====== RECORDS ======

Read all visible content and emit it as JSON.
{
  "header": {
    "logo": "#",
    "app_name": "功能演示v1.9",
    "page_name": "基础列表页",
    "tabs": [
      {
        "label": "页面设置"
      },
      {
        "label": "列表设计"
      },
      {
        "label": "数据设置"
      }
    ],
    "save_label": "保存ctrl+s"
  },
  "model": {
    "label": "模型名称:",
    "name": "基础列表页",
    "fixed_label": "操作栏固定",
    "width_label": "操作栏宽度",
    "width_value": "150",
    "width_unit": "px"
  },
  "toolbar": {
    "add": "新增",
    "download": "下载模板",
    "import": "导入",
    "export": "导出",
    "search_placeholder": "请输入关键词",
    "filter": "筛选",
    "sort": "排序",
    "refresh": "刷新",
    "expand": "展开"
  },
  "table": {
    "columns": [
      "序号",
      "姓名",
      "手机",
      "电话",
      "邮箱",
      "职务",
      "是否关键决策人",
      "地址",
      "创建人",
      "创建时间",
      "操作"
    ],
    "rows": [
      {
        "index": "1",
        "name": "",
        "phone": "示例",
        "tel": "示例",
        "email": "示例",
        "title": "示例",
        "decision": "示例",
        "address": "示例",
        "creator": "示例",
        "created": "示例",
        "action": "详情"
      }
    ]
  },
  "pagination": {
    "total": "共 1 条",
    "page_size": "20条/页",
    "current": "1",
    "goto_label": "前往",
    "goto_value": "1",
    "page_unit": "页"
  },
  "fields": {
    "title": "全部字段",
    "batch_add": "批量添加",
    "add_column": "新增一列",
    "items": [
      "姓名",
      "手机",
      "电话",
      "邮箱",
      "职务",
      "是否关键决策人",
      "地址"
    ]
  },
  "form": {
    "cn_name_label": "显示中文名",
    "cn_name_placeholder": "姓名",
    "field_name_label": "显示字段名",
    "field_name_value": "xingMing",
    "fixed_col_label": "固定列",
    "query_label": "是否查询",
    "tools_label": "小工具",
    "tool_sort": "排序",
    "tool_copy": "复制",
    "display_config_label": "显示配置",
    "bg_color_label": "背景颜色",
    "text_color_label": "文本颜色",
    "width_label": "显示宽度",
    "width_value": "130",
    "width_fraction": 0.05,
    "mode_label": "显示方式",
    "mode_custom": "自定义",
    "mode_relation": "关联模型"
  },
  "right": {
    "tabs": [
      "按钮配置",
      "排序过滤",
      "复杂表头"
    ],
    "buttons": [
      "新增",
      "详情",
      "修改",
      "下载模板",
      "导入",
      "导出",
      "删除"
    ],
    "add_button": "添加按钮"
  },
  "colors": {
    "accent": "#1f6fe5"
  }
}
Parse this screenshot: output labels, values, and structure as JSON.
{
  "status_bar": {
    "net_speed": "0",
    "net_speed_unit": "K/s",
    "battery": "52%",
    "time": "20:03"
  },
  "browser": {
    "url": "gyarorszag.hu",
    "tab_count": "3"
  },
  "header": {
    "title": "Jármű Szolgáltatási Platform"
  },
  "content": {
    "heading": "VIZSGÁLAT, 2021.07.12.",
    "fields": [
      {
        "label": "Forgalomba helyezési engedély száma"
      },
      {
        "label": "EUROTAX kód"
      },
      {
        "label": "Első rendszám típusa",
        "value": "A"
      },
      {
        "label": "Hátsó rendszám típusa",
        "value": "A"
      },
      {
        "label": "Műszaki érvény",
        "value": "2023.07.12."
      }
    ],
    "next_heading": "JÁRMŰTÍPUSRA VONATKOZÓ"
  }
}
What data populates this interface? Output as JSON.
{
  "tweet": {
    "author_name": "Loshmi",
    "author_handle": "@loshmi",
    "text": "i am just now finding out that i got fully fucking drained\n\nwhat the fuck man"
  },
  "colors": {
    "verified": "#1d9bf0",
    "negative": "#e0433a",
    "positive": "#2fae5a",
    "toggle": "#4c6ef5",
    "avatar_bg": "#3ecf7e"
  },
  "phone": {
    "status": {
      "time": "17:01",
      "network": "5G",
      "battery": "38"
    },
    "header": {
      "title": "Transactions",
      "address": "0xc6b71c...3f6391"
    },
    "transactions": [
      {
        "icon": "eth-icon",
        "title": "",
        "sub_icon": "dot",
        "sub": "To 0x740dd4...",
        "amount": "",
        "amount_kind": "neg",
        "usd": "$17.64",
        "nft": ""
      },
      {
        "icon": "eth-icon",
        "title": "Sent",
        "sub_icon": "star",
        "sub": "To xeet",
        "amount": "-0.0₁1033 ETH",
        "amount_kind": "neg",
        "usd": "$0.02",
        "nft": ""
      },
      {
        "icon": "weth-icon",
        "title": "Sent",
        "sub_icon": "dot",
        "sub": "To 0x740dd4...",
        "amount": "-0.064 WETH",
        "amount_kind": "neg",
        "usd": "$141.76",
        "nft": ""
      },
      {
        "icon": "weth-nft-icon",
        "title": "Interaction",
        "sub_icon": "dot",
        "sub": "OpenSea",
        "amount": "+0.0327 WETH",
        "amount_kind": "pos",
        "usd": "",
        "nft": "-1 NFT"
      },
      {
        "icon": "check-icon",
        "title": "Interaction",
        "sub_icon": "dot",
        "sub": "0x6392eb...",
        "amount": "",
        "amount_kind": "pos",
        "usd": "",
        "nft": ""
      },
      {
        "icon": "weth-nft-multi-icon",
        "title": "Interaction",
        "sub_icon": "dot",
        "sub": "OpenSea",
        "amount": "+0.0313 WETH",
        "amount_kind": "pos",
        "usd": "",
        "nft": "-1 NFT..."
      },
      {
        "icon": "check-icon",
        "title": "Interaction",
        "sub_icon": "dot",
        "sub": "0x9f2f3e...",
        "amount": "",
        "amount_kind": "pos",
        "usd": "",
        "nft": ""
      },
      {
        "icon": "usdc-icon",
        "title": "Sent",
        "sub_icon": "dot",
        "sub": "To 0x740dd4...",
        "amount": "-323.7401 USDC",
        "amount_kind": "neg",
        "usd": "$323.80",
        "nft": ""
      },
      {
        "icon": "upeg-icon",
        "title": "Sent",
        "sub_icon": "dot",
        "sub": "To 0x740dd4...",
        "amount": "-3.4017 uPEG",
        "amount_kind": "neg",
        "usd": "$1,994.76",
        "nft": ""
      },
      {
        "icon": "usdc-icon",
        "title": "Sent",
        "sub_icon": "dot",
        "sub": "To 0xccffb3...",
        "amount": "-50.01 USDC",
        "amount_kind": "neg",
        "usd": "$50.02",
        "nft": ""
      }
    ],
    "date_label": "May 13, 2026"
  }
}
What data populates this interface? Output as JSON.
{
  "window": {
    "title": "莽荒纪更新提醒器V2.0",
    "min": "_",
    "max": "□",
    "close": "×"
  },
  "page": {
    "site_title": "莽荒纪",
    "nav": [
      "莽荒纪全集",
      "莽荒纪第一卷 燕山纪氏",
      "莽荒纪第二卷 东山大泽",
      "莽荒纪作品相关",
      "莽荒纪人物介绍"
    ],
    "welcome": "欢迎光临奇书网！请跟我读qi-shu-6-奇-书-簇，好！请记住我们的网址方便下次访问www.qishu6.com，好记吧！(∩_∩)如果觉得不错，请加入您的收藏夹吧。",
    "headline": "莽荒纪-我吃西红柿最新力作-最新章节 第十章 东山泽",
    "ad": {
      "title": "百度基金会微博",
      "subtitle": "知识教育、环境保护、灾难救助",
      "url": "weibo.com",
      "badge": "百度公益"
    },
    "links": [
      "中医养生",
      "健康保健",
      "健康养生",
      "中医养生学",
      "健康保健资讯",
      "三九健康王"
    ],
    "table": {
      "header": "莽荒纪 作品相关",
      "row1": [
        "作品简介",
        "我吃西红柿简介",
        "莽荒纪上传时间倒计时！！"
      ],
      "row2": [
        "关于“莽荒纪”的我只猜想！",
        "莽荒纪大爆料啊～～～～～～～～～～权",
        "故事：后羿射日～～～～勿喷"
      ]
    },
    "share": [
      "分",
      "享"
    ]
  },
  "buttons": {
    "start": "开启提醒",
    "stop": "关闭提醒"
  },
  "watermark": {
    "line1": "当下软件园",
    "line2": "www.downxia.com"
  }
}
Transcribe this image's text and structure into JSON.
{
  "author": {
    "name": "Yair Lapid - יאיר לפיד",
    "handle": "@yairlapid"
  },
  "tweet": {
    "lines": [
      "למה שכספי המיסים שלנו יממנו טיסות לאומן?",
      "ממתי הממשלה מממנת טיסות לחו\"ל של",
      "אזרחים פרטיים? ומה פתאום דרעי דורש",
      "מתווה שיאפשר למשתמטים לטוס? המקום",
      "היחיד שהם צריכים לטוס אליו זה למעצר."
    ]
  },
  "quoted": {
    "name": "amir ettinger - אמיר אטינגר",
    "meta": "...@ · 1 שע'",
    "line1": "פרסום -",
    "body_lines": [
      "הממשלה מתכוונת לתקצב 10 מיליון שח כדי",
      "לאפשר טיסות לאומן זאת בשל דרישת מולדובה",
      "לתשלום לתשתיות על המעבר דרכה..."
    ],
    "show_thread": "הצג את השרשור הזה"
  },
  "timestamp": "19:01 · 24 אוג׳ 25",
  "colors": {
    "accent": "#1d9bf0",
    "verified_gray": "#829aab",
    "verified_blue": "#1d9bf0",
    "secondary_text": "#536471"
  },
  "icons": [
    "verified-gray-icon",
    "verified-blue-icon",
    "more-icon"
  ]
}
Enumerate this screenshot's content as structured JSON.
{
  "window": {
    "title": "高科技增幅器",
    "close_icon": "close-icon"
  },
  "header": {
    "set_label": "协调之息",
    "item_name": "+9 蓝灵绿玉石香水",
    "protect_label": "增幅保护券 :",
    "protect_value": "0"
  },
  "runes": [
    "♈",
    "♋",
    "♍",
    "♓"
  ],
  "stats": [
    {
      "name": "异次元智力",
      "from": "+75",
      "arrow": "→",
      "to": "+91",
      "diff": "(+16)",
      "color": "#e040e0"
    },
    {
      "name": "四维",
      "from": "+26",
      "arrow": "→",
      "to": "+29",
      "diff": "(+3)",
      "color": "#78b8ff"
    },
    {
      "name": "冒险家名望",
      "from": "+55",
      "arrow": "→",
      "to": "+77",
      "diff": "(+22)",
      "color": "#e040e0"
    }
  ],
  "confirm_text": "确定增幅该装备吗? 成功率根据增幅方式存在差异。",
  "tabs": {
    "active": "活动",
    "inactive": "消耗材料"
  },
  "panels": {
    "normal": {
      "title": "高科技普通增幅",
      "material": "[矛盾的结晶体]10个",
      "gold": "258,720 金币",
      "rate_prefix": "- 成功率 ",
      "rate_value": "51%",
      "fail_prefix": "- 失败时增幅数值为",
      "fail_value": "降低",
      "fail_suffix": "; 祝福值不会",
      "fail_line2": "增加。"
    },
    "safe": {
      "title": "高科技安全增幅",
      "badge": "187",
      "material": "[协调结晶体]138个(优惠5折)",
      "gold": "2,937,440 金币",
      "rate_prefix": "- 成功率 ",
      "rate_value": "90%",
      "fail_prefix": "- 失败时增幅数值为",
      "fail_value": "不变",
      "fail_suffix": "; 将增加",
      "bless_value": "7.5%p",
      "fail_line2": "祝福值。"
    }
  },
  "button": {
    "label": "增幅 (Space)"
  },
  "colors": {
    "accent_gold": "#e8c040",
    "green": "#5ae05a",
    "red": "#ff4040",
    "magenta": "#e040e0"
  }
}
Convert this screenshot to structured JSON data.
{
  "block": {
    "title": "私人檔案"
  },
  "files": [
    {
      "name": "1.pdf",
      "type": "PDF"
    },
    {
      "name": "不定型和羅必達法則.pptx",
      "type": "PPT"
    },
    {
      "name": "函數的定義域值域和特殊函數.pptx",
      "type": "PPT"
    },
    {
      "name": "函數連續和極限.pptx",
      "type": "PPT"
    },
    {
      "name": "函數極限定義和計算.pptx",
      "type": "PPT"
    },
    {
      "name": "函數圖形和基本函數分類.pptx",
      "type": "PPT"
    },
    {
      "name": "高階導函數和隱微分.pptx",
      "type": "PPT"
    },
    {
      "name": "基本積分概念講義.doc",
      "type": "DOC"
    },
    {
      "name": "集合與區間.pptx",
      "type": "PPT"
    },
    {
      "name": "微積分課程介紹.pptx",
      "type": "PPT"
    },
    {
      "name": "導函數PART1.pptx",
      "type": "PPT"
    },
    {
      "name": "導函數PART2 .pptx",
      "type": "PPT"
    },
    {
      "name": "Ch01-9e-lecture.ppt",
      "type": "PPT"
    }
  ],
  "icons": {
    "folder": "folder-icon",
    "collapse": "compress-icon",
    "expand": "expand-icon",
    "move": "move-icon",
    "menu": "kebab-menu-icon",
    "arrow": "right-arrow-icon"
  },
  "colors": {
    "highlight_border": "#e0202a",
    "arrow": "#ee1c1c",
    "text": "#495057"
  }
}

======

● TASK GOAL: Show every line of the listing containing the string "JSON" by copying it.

● RESULT OF THE EXERCISE:
Read all visible content and emit it as JSON.
Parse this screenshot: output labels, values, and structure as JSON.
What data populates this interface? Output as JSON.
What data populates this interface? Output as JSON.
Transcribe this image's text and structure into JSON.
Enumerate this screenshot's content as structured JSON.
Convert this screenshot to structured JSON data.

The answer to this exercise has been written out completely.